The Role of History, Empathy, Action, and Leadership in Systems Change
By Jennifer Lyn Simpson
This article is excerpted from the KOAN method: Breakthrough Leadership for a Divided World, the newly released book by Integrated Work owner and CEO Jennifer Lyn Simpson.
Organizations, systems, and communities have legacies that can keep us mired in old patterns. The HEAL mantra helps us explore the past with curiosity and care so that we can build a better tomorrow.
While anyone who leads can leverage a mantra to cultivate environments that move people out of survival mode and into their most resourced and creative selves, those who are moving the needle on our biggest challenges and trying to lead transformation at scale must know how to help systems HEAL.
This means being able to connect with people at a level sufficient to acknowledge often messy, complicated, and even ugly truths about our history without getting mired in them.
It requires us to affirm those lived experiences and work to have real empathy for the lasting effects of the past.
That means we need to always be actively cultivating the practices that allow us to be sufficiently resourced to think creatively together so that we can come up with meaningful, situation-specific solutions and take action.
Here’s a look at each element of the HEAL mantra:
- HISTORY – What paths have we walked (personally, organizationally) to arrive here?
- Who has benefited?

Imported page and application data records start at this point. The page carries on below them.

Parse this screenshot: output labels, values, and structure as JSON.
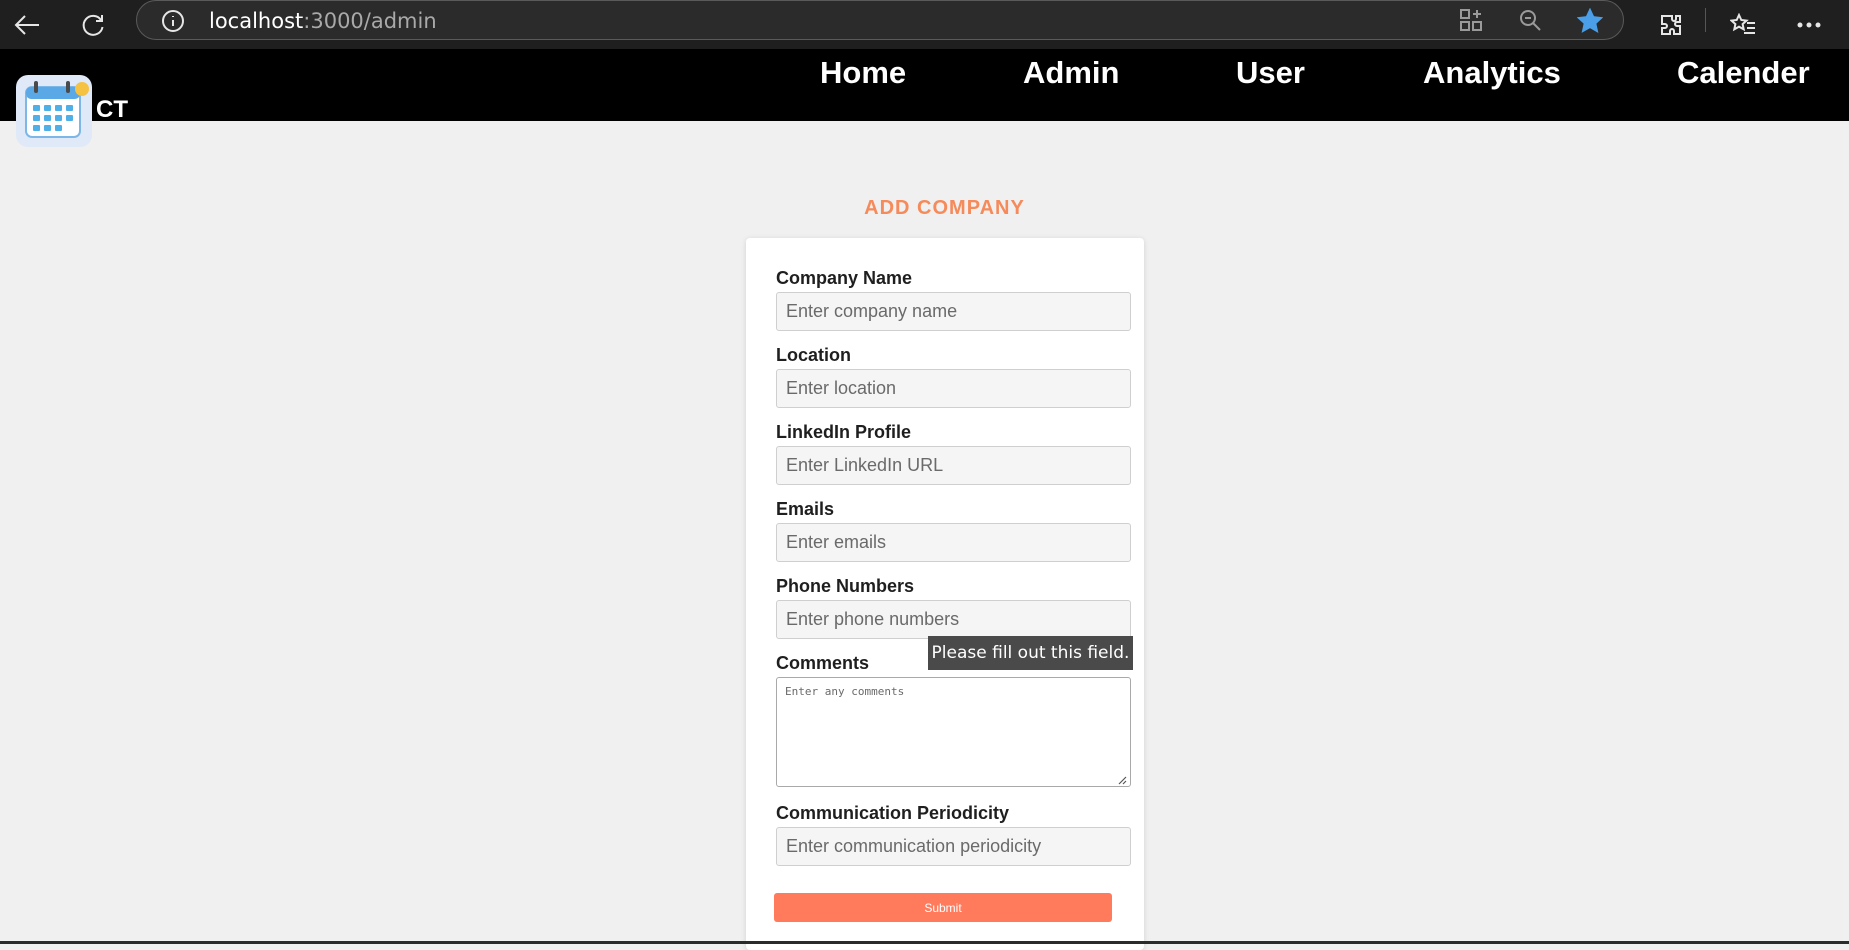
{
  "browser": {
    "url_host": "localhost",
    "url_path": ":3000/admin"
  },
  "site": {
    "brand": "CT",
    "nav": [
      "Home",
      "Admin",
      "User",
      "Analytics",
      "Calender"
    ]
  },
  "form": {
    "title": "ADD COMPANY",
    "fields": [
      {
        "label": "Company Name",
        "placeholder": "Enter company name"
      },
      {
        "label": "Location",
        "placeholder": "Enter location"
      },
      {
        "label": "LinkedIn Profile",
        "placeholder": "Enter LinkedIn URL"
      },
      {
        "label": "Emails",
        "placeholder": "Enter emails"
      },
      {
        "label": "Phone Numbers",
        "placeholder": "Enter phone numbers"
      },
      {
        "label": "Comments",
        "placeholder": "Enter any comments"
      },
      {
        "label": "Communication Periodicity",
        "placeholder": "Enter communication periodicity"
      }
    ],
    "submit_label": "Submit",
    "validation_tooltip": "Please fill out this field."
  },
  "colors": {
    "accent": "#f58a5a",
    "submit": "#ff7b5c",
    "navbar": "#000000"
  }
}
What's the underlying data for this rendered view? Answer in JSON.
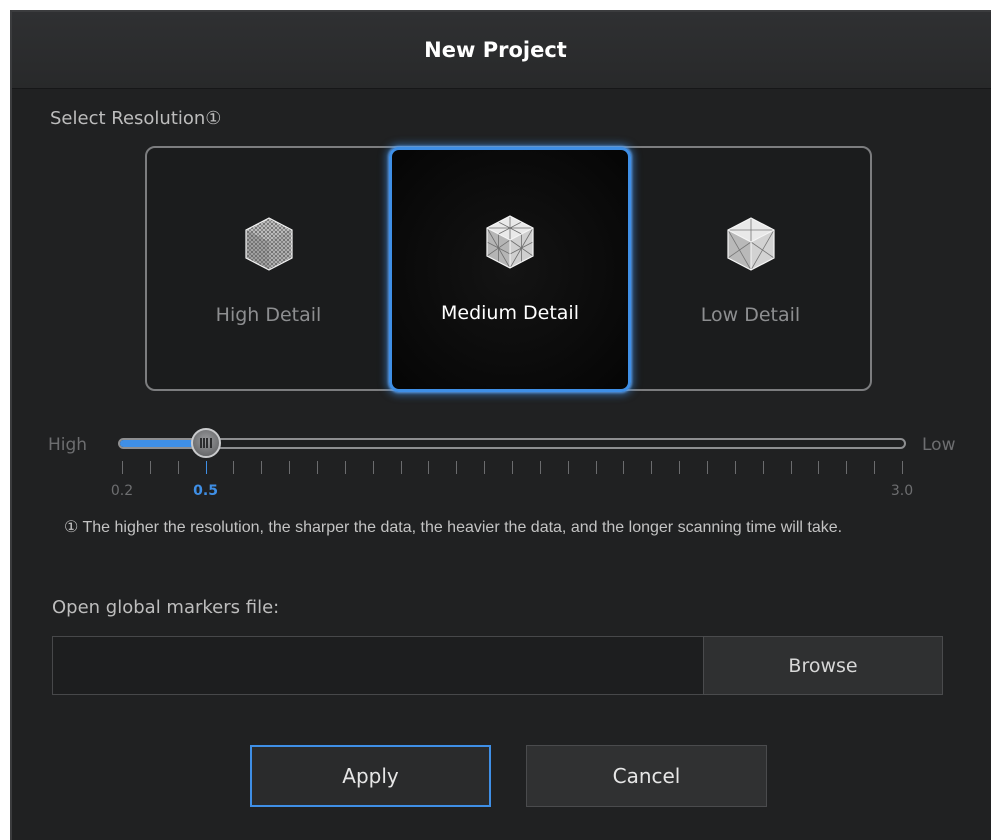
{
  "dialog": {
    "title": "New Project"
  },
  "resolution": {
    "section_label": "Select Resolution①",
    "options": [
      {
        "label": "High Detail",
        "icon": "dense-mesh-cube-icon",
        "selected": false
      },
      {
        "label": "Medium Detail",
        "icon": "medium-mesh-cube-icon",
        "selected": true
      },
      {
        "label": "Low Detail",
        "icon": "sparse-mesh-cube-icon",
        "selected": false
      }
    ]
  },
  "slider": {
    "left_label": "High",
    "right_label": "Low",
    "min": 0.2,
    "max": 3.0,
    "value": 0.5,
    "min_label": "0.2",
    "value_label": "0.5",
    "max_label": "3.0",
    "accent_color": "#3f8fe6"
  },
  "note": {
    "text": "① The higher the resolution, the sharper the data, the heavier the data, and the longer scanning time will take."
  },
  "global_markers": {
    "label": "Open global markers file:",
    "value": "",
    "browse_label": "Browse"
  },
  "actions": {
    "apply_label": "Apply",
    "cancel_label": "Cancel"
  }
}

Who has been harmed? What more is there for me to learn? How can I connect?
- EMPATHY – How can we cultivate caring curiosity in the face of stories and experiences different from our own?
- Are there things we need to mourn or grieve? Are there things to celebrate? How can I affirm the collective experience?
- ACTION – Knowing what we now know, what new steps can we see to take?
- What meaningful actions can we take in service of a better tomorrow? How will we resource ourselves for the journey?
- LEADERSHIP – What qualities will be needed to get us where we want to go?
- What paths will this leader have walked? What resources or support will they need? How can I empower their contribution?
Transforming Communities and Systems
History isn’t always easy to look at. In a world where information was scarce, history tended to be told by the victors and was often rewritten as power and influence shifted. Today, information is everywhere and the tools we have for piecing together the past are beyond impressive, but most of what we find will challenge the narrative that many of us have held as truth.
Our experience of a divided world is, in part, caused by trying to elevate any one of those stories to supremacy. Recognizing that we each have only a small piece of the puzzle, we can relax our identity defenses and allow connection with each other at a level sufficient to cultivate real empathy.
Empathy can arise when we are able to stay in the discomfort of not knowing and shift to inquiry, allowing us to learn things that challenge some portion of an idea we hold dear.
Notice what there is to learn from those who have walked a different path. How does enlarging our understanding and making room for a bigger story make us feel? As leaders, how do we make space for grief or invite celebration? Can we sit with one another in feelings of sadness, anger, and joy?
Getting into Action looks and feels different from this place of connection and empathy. From here we can explore how to forge a future that is both aware of where we’ve been and rooted in commitments to building a better tomorrow.
In the face of new insight, or as potential solutions begin to emerge, it can be tempting to react impulsively, but the attention we’ve paid to history and the work we’ve done to cultivate empathy can help us avoid knee-jerk responses that might create new and unintended harms. This is where the ability to build caring containers for people of diverse backgrounds and experiences becomes critical as we consider whose voices ought to be included and whose experiences there are to learn from. Albert Einstein is widely quoted as having said that one can’t solve problems with the same level of thinking that created them. It’s at this inflection point where we get to choose connection over division.
The choice to implement quick-fix solutions almost always paves the road to division and discontent, as some interests “win” at the expense of others. The path to breakthrough, on the other hand, is best carved by leaders who are able to look at the landscape from all angles and who bring diverse viewpoints and perspectives together to co-create mutually-thriving futures.
Leadership can take many forms. Sometimes it means leading from the front, being bold, and setting direction. Sometimes it means being the one who can listen quietly, taking it all in, hearing possibilities in the gaps, and offering just the right question or observation to shift collective thinking.
At systems-scale, cultivating empowerment and building momentum in the direction of a different future requires leadership to overcome the inertia of systems whose very reason for being is to endure. And, in a world that is at once as distributed and as connected as ours, no one person can hold all the cards or have all the answers.
Interested in more mantras to help reflect on your leadership journey? The KOAN method is full of powerful examples and tools to inspire you to be the leader our world needs to solve our most complex challenges.